On the other hand, given the rate of interest, the higher the MEI, the larger shall be the volume of investment. The higher marginal efficiency of investment implies that the MEI curve shifts to the right. When the existing capital assets wear out, they are replaced by new ones and level of investment increases.
But the amount of induced investment depends on the existing level of total purchasing. So more induced investment occurs when the total purchasing is higher. The higher total purchasing tends to shift the MEI to the right indicating that more inducement to investment takes place at a given level of interest rate.
This is explained in Figure 6, where MEI1 and МЕI2 curves indicate two different levels of total purchasing in the economy. Let us suppose that the MEI, curve indicates that at Rs 200 crores of total purchasing, OI1 (Rs 20 crores) investment occurs at Or1 interest rate. If total purchasing rises to Rs 500 crores, the MEI1 curve shifts to the right as МЕI2 and the level of induced investment increases to OI2 (Rs 50 crores) at the same interest rate Or1.
- Distinction between MEC and MEI
Keynes did not distinguish between the marginal efficiency of capital (MEC) and the marginal efficiency of investment (MEI).
But modern economists have made clear distinctions between the two concepts as follows:
(i) The MEC is based on a given supply price for capital, and the MEI on induced changes in this price.
(ii) The MEC shows the rate of return on all successive units of capital without regard to the existing stock of capital. On the other hand, the MEI shows the rate of return on only units of capital over and above the existing stock of capital.
(iii) In the MEC, the capital stock is taken on the horizontal axis of a diagram, while in the MEI the amount of investment is taken horizontally on the X-axis.
(iv) The MEC is a ‘stock’ concept, and the MEI is a ‘flow’ concept.
(v) The MEC determines the optimum capital stock in an economy at each level of interest rate.

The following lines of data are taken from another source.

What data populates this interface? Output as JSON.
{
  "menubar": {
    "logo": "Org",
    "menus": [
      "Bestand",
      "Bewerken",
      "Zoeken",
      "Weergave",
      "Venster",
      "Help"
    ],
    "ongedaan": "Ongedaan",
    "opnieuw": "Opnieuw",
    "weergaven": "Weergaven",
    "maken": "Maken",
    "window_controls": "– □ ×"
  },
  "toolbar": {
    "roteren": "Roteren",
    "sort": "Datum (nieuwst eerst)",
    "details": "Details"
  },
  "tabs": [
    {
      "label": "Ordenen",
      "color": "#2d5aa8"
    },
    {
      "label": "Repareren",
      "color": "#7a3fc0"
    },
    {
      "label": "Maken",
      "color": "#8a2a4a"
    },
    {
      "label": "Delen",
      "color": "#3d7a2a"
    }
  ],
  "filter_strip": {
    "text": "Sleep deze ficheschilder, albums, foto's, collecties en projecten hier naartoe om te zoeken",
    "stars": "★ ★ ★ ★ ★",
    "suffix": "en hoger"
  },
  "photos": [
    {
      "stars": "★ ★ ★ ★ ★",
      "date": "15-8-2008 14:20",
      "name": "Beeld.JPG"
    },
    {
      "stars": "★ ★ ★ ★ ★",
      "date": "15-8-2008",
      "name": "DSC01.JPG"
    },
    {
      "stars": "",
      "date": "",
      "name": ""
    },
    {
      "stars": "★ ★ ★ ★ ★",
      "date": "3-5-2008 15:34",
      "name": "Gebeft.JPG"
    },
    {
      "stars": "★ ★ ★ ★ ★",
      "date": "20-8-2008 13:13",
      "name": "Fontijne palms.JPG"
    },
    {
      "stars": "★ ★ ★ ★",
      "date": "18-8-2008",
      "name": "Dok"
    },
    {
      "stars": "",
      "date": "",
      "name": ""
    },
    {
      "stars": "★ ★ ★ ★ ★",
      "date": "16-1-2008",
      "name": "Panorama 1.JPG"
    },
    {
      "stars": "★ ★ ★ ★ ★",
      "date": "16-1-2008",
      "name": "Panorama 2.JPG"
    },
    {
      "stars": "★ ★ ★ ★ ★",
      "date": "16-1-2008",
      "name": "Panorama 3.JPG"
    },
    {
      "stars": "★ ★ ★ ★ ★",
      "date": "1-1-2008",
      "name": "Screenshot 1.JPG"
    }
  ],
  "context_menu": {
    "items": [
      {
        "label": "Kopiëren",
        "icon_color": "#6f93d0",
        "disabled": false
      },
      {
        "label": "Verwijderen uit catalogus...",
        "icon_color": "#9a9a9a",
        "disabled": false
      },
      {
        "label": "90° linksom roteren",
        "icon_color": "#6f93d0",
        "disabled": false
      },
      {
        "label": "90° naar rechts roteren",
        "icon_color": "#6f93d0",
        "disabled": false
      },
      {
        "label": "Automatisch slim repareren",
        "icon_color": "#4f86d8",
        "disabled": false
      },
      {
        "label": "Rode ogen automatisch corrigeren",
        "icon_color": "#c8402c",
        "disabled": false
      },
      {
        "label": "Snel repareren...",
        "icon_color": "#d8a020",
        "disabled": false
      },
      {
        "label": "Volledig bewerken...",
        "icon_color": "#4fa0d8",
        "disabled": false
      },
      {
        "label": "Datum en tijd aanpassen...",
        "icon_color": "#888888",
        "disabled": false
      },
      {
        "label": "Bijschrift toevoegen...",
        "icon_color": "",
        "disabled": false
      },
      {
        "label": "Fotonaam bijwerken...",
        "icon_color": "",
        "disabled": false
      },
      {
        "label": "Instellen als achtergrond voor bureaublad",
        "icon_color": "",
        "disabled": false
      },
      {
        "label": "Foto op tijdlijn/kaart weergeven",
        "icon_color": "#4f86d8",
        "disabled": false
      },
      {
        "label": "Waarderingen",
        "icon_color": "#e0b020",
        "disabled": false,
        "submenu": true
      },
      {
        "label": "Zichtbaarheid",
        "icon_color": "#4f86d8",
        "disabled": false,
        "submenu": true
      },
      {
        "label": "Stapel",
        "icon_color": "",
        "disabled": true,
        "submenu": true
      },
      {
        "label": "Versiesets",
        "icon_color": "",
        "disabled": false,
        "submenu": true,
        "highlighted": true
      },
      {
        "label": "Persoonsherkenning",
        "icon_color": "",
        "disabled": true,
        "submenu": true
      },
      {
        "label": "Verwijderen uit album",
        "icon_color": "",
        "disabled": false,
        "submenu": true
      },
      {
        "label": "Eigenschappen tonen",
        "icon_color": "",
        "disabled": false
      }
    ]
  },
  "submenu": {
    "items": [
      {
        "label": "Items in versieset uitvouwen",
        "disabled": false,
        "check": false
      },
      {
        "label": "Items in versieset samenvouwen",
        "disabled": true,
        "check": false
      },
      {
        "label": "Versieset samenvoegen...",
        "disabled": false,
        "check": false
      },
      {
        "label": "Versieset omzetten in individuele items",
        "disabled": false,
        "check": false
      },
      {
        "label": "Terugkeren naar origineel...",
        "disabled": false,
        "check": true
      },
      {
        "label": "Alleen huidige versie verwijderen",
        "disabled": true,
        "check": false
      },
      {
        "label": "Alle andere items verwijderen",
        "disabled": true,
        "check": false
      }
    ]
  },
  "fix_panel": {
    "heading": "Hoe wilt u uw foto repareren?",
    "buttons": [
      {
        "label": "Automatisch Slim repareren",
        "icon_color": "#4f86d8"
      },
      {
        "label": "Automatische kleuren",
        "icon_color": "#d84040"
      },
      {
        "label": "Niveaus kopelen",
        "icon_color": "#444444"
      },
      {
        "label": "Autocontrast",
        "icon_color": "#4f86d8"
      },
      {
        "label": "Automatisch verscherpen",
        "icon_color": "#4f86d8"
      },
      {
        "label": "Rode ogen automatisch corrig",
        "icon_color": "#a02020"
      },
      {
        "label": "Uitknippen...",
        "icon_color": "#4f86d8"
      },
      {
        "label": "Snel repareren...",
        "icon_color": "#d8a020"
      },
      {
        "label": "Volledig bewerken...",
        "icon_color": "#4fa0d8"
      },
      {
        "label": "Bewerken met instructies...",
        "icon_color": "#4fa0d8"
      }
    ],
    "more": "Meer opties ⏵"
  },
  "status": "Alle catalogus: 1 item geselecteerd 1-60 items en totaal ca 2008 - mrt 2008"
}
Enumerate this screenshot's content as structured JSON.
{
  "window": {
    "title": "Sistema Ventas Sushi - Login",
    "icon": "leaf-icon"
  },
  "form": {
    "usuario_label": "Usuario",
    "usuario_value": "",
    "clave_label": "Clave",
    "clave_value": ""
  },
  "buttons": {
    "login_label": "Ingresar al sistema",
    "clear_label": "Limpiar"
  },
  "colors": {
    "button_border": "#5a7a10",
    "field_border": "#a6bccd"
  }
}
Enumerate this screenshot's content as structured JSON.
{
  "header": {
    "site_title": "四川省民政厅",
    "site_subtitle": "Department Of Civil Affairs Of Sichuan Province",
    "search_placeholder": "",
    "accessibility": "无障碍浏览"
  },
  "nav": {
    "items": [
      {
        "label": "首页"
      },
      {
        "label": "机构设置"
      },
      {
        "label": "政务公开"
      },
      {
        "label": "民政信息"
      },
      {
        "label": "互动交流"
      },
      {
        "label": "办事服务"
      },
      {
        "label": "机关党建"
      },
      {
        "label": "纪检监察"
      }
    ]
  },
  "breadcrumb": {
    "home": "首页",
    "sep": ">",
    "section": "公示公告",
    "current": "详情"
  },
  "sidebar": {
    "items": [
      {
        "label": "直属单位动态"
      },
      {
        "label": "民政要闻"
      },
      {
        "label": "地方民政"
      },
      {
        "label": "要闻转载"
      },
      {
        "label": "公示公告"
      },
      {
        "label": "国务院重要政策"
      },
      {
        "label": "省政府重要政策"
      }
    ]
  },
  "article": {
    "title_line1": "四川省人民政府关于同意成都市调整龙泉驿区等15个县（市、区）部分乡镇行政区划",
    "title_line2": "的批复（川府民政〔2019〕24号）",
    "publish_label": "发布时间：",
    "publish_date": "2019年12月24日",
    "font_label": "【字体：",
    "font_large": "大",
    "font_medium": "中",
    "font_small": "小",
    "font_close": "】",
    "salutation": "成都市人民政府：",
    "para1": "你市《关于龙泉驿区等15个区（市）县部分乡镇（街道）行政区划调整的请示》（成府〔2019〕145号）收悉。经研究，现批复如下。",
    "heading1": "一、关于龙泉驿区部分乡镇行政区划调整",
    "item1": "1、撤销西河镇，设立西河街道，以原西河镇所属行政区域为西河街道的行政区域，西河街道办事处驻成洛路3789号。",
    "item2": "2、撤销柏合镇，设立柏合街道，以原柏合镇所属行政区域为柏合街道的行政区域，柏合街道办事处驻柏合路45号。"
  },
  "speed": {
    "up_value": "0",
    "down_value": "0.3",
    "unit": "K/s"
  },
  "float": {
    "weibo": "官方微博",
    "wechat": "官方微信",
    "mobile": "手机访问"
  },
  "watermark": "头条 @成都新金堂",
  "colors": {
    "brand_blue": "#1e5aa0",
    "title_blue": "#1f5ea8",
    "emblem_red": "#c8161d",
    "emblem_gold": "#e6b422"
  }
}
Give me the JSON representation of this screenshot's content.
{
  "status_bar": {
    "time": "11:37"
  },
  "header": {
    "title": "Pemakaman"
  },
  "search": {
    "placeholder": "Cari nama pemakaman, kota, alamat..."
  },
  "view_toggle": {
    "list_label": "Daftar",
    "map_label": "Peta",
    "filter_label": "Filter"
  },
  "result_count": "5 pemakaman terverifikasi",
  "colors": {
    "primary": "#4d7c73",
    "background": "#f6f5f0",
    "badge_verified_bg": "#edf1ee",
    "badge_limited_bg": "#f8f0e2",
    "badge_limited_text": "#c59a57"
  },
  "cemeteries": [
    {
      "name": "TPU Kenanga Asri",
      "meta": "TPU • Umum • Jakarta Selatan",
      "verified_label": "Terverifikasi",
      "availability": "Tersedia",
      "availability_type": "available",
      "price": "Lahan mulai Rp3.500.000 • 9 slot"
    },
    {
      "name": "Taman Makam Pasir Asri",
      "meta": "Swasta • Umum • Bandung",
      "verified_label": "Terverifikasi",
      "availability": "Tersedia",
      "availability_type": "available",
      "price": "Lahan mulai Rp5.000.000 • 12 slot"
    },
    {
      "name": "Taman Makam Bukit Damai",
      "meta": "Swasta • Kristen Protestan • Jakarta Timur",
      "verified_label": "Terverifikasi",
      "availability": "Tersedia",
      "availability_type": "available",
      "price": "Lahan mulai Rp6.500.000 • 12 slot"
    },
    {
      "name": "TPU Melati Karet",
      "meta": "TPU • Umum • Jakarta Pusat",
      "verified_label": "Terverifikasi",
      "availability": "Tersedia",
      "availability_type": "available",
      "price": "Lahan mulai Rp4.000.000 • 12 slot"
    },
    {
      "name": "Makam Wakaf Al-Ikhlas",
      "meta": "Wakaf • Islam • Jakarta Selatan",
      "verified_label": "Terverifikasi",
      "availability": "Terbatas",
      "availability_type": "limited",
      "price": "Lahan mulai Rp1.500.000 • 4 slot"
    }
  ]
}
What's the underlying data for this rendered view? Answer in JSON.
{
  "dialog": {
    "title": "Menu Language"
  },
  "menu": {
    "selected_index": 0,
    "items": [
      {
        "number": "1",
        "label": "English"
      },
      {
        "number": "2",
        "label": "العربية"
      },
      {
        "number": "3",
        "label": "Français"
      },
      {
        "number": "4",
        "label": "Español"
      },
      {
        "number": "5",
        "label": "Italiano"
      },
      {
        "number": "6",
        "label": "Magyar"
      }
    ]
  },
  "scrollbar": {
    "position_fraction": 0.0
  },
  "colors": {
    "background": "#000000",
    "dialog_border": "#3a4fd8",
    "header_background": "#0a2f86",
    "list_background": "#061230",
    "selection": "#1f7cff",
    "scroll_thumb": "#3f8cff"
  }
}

The MEI determines the net investment of the economy at each interest rate, given the capital stock.